Go over the entries and report the lines where the word "光栅矢量转换" occurs.

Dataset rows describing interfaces
<<<<
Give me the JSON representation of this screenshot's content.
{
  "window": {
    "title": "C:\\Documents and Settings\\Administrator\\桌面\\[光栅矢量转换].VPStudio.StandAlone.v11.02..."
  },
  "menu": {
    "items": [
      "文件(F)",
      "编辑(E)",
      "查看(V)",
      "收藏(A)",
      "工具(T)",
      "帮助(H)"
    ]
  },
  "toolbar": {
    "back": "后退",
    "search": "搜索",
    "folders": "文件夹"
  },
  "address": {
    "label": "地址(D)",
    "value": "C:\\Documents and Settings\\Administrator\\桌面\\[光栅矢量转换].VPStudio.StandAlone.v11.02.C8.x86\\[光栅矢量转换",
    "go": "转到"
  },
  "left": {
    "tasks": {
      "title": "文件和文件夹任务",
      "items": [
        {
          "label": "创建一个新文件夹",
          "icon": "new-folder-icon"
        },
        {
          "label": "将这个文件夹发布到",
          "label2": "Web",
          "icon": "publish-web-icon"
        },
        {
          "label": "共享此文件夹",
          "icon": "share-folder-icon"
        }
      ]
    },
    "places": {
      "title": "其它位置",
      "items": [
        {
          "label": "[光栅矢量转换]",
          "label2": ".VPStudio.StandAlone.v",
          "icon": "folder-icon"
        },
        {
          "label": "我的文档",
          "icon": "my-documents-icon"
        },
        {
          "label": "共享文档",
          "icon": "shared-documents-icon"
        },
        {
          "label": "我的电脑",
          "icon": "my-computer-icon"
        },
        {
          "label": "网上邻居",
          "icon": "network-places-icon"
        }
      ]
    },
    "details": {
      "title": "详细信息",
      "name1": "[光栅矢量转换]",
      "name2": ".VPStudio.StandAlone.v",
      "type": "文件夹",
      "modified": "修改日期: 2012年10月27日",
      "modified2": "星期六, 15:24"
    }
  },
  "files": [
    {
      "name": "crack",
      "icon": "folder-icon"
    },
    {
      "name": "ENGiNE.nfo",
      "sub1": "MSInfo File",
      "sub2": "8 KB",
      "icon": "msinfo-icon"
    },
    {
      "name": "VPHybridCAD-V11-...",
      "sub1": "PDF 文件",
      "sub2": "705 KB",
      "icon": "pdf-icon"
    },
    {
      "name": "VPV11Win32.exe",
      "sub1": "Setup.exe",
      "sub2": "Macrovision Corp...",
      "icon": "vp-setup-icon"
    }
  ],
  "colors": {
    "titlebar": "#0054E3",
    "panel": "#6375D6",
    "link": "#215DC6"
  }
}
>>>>
# Problem solution
    "title": "C:\\Documents and Settings\\Administrator\\桌面\\[光栅矢量转换].VPStudio.StandAlone.v11.02..."
    "value": "C:\\Documents and Settings\\Administrator\\桌面\\[光栅矢量转换].VPStudio.StandAlone.v11.02.C8.x86\\[光栅矢量转换",
          "label": "[光栅矢量转换]",
      "name1": "[光栅矢量转换]",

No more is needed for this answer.